By a 4-3 margin, City Council bucked the recommendation of the administration and voted down a proposed 1 percent property tax increase.
The tax would have raised about $73,000 next year, with those dollars earmarked for a community policing program. But several council members said community policing was never the real issue.
The property tax for me is an issue of principle, said Councilman Jon Nehring.
State law allows cities to raise property taxes 1 percent each year without a public vote. Marysville hasnt taken the allowable increase for several years, which made the recent proposal more palatable according to some council members.
Theres snow business like show business and locals sure put on a show and got a show from Mother Nature during the 19th annual Merrysville for the Holidays celebration.
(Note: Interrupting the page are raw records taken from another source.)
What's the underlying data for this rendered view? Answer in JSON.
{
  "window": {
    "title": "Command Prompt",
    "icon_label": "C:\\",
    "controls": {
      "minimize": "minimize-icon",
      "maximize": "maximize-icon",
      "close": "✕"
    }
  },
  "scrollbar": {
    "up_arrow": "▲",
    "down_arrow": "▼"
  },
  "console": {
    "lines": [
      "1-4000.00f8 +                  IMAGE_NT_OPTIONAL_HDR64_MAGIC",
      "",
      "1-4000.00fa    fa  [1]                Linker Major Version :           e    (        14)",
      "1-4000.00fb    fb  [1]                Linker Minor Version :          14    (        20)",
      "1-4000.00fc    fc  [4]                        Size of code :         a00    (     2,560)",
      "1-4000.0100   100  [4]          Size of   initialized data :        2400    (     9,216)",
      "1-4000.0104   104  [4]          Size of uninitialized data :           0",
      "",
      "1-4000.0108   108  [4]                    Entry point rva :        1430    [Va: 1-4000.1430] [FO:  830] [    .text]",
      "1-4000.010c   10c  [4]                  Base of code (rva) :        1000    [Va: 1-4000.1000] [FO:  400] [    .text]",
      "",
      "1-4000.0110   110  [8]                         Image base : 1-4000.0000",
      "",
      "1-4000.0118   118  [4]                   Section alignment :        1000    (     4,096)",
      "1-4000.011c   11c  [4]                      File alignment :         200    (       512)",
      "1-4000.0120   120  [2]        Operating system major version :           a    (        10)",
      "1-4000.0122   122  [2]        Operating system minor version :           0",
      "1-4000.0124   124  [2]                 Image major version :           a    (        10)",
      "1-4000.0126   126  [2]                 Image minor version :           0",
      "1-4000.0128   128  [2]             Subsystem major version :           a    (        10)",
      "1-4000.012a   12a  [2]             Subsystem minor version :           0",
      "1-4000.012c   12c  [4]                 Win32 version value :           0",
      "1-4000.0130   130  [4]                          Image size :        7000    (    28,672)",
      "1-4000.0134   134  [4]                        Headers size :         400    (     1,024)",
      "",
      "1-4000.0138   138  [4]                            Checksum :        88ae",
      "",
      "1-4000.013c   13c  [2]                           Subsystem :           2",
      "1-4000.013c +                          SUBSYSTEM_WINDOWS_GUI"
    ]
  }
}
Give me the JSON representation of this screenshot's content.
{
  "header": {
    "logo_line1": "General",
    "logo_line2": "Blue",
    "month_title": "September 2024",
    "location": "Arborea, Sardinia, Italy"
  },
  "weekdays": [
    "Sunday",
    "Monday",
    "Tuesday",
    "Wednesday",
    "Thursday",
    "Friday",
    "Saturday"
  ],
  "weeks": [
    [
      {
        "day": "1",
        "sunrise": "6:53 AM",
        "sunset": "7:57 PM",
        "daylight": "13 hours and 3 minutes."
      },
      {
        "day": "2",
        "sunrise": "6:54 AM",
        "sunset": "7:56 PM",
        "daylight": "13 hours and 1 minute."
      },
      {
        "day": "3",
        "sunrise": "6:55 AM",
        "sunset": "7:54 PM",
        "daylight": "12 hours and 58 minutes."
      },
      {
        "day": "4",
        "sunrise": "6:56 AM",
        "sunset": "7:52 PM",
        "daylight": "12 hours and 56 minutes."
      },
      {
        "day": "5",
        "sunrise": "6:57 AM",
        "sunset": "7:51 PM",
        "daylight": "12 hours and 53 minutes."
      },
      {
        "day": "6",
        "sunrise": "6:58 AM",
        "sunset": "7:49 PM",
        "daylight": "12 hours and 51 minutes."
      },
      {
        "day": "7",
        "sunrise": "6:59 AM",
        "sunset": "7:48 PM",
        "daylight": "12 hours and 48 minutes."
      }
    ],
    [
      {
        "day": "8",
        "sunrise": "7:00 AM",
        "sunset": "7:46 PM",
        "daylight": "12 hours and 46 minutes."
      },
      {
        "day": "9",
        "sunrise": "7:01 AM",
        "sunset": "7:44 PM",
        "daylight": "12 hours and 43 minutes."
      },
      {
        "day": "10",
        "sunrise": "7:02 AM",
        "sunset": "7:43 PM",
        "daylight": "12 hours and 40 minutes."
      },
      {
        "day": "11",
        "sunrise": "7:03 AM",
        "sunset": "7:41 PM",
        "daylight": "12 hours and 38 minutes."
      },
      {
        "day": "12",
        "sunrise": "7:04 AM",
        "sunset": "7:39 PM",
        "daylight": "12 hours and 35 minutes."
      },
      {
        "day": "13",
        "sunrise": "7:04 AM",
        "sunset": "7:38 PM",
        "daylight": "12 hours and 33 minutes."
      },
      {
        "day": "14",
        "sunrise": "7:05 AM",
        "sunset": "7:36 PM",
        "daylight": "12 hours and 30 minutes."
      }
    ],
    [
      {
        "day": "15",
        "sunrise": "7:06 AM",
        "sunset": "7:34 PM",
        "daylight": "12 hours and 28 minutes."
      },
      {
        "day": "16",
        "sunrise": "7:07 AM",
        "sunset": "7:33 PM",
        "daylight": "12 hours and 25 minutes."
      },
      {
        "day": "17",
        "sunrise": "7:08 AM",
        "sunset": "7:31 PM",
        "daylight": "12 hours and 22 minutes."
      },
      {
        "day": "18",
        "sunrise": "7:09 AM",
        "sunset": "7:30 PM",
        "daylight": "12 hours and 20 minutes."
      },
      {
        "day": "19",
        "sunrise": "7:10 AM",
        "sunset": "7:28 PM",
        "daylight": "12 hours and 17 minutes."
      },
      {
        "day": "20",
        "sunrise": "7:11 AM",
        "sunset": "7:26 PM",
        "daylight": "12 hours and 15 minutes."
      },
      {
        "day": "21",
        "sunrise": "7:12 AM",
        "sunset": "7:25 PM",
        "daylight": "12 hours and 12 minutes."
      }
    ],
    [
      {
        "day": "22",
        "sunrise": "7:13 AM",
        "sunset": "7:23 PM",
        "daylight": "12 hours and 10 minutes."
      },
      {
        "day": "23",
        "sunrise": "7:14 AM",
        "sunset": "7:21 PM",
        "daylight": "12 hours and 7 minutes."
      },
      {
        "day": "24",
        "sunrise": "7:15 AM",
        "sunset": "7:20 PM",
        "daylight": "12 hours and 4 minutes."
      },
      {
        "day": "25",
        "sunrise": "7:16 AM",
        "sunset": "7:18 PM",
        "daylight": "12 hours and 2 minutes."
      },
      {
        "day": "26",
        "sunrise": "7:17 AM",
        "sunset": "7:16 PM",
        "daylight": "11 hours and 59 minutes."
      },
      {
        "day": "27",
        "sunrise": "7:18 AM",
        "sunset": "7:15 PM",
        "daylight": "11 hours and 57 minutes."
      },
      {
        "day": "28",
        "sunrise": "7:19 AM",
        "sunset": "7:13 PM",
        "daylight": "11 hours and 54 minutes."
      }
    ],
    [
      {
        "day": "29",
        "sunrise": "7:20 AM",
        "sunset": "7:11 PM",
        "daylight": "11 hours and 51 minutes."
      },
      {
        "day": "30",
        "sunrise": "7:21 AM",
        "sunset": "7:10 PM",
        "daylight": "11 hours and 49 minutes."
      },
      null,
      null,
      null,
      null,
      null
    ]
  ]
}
A thorough dusting of the white stuff leveraged the levity and magnified the fun for the thousands of locals who lined State Avenue for the winter classic. Children were bundled up and beaming on the sidewalks as the Parade of Lights went by. If anything, the first real snow fall during the events history put the celebration over the top. The white stuff started coming down just before things got started and quickly covered Comeford Park with a blanket of powder.
I like it better with the snow, said Pinewood Elementary student Kaitlyn Samaniego. It makes it more Christmassy.
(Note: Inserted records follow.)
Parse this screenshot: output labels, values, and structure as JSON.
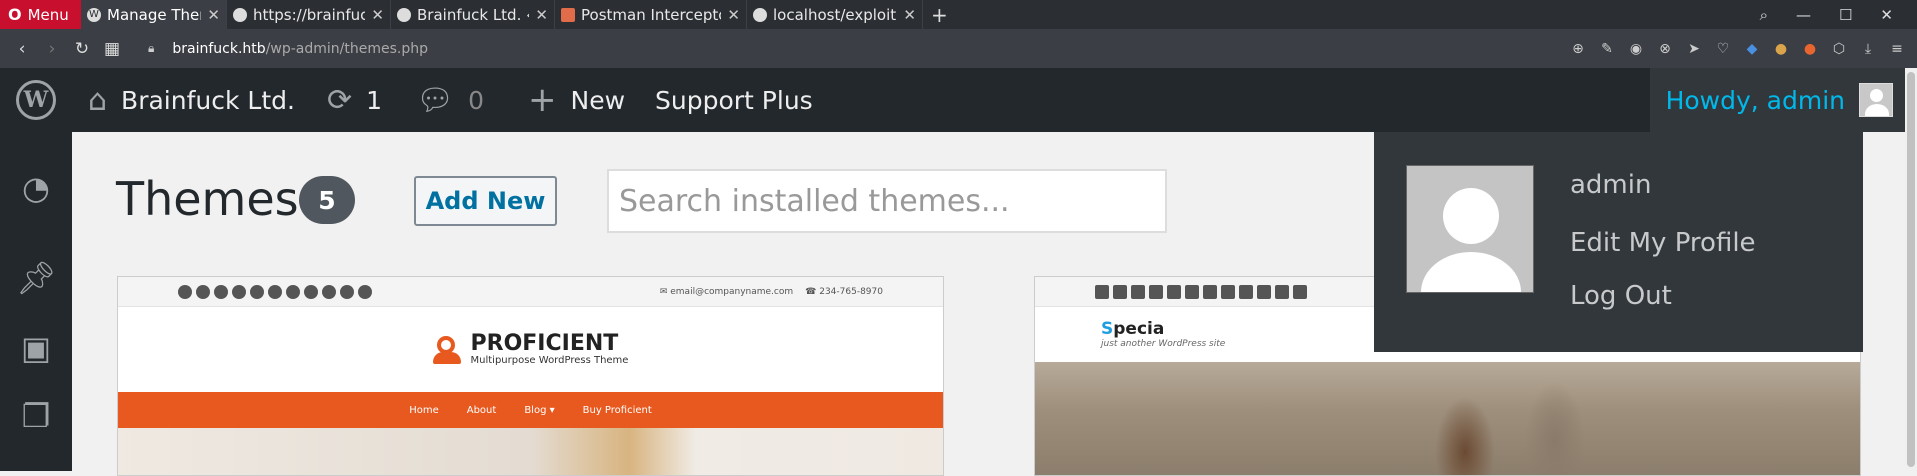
{
  "browser": {
    "menu_label": "Menu",
    "tabs": [
      {
        "title": "Manage Themes ‹ Bra",
        "active": true
      },
      {
        "title": "https://brainfuck.htb",
        "active": false
      },
      {
        "title": "Brainfuck Ltd. ‹ Log In",
        "active": false
      },
      {
        "title": "Postman Interceptor",
        "active": false
      },
      {
        "title": "localhost/exploit.htm",
        "active": false
      }
    ],
    "url_host": "brainfuck.htb",
    "url_path": "/wp-admin/themes.php"
  },
  "adminbar": {
    "site_name": "Brainfuck Ltd.",
    "updates_count": "1",
    "comments_count": "0",
    "new_label": "New",
    "support_label": "Support Plus",
    "howdy_label": "Howdy, admin"
  },
  "user_menu": {
    "username": "admin",
    "edit_profile": "Edit My Profile",
    "logout": "Log Out"
  },
  "page": {
    "title": "Themes",
    "theme_count": "5",
    "add_new_label": "Add New",
    "search_placeholder": "Search installed themes..."
  },
  "themes": [
    {
      "email": "email@companyname.com",
      "phone": "234-765-8970",
      "name": "PROFICIENT",
      "tagline": "Multipurpose WordPress Theme",
      "menu": [
        "Home",
        "About",
        "Blog ▾",
        "Buy Proficient"
      ]
    },
    {
      "name_first": "S",
      "name_rest": "pecia",
      "tagline": "just another WordPress site"
    }
  ],
  "colors": {
    "adminbar": "#23282d",
    "accent_link": "#00b9eb",
    "proficient_orange": "#e8591f"
  }
}
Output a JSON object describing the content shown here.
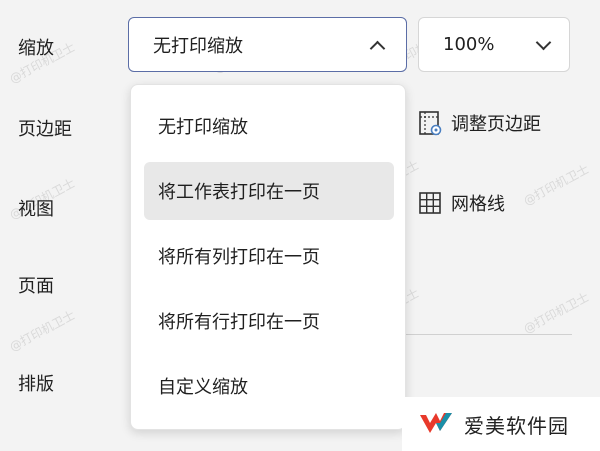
{
  "labels": {
    "scale": "缩放",
    "margins": "页边距",
    "view": "视图",
    "page": "页面",
    "layout": "排版"
  },
  "scale_select": {
    "value": "无打印缩放",
    "icon": "chevron-up-icon"
  },
  "zoom_select": {
    "value": "100%",
    "icon": "chevron-down-icon"
  },
  "scale_options": [
    {
      "label": "无打印缩放",
      "highlighted": false
    },
    {
      "label": "将工作表打印在一页",
      "highlighted": true
    },
    {
      "label": "将所有列打印在一页",
      "highlighted": false
    },
    {
      "label": "将所有行打印在一页",
      "highlighted": false
    },
    {
      "label": "自定义缩放",
      "highlighted": false
    }
  ],
  "right_panel": {
    "adjust_margins": {
      "label": "调整页边距",
      "icon": "page-margin-settings-icon"
    },
    "gridlines": {
      "label": "网格线",
      "icon": "grid-icon"
    }
  },
  "watermark": "@打印机卫士",
  "brand": {
    "name": "爱美软件园",
    "logo": "brand-logo-icon",
    "colors": {
      "red": "#e8392b",
      "teal": "#1b8fa8"
    }
  },
  "colors": {
    "focus_border": "#5b6da6",
    "highlight": "#e8e8e8"
  }
}
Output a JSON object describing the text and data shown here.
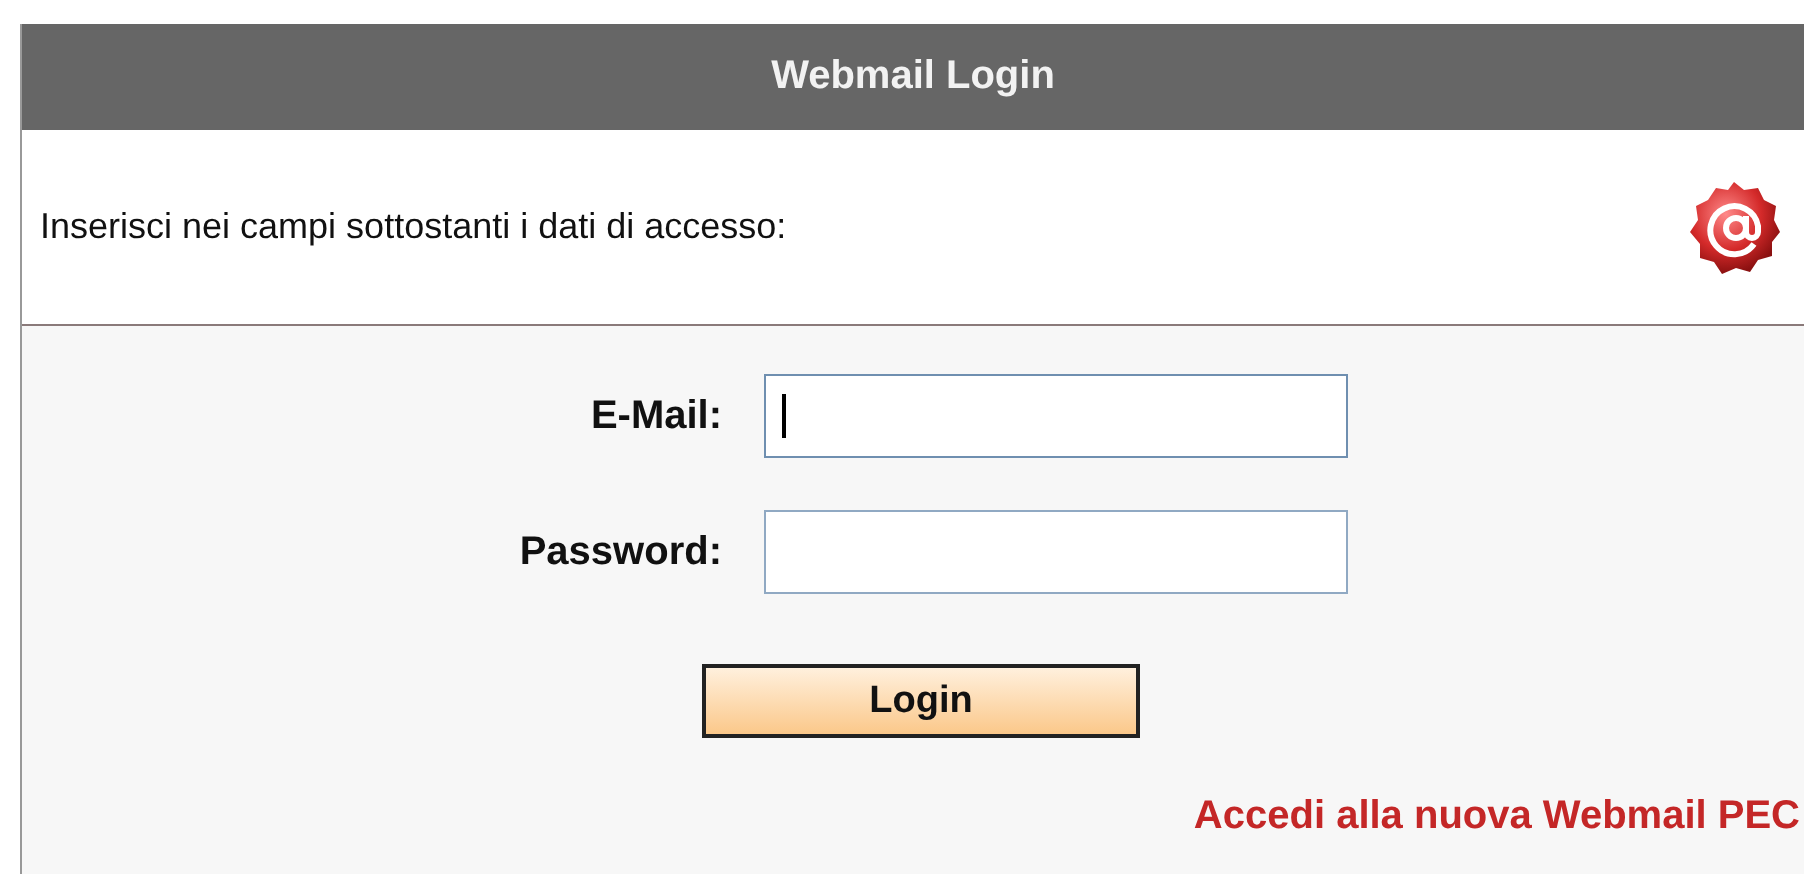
{
  "header": {
    "title": "Webmail Login"
  },
  "intro": {
    "text": "Inserisci nei campi sottostanti i dati di accesso:"
  },
  "form": {
    "fields": [
      {
        "label": "E-Mail:",
        "focused": true
      },
      {
        "label": "Password:",
        "focused": false
      }
    ],
    "button": "Login",
    "link": "Accedi alla nuova Webmail PEC"
  }
}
Initially slated to open in September, the Marysville School Districts new Arts and Technology High School officially threw open its doors Dec. 10.
The A&T school is the first portion of the $25 million option school campus to get up and running on the Tulalip Reservation off 27th Avenue NW. Officials said the next two portions should come on line in the next few months, namely the Tulalip Heritage High School and a gymnasium that will be shared by the entire campus.
Even if delayed for a few months, the opening of the A&T building went off without any major hitches, despite some unexpected snow and ice. The only noticeable glitch was an unplanned fire drill. Alarms went off and the building was temporarily evacuated only a few hours after it opened. Officials later said the false alarm was the result of an error by a construction worker testing equipment in another campus building.
City engineers say motorists will see a big pay off when work is completed on two intersections along a major downtown street.
Right now, crews from three construction companies have torn up the intersections of 47th Avenue NE and Third Street and Fourth Street.
The work originally was slated for last summer, but the city only received two bids and officials considered those too high. With the approval of City Council, the street department rejected the original bids and sent out new ones this fall. According to the city, the move saved Marysville some $300,000 off the final bill of approximately $2 million. The entire project should be done by April.
Once again, Santa got a big boost from generous Marysville citizens.
More than 1,500 kids had a merrier Christmas thanks to the efforts of hundreds of local volunteers and contributors to Operation Marysville Community Christmas.
Over three days last week, parents of the less fortunate got a chance to help make the holiday a little brighter for their kids at the temporary toy store in downtown Marysville where thousands of donated items were laid out for parents to pick from.
The longstanding tradition continued despite the loss of long-time organizer Lillie Lein, with new leaders reaching out to local schools in Marysville and Lakewood to help staff the operation.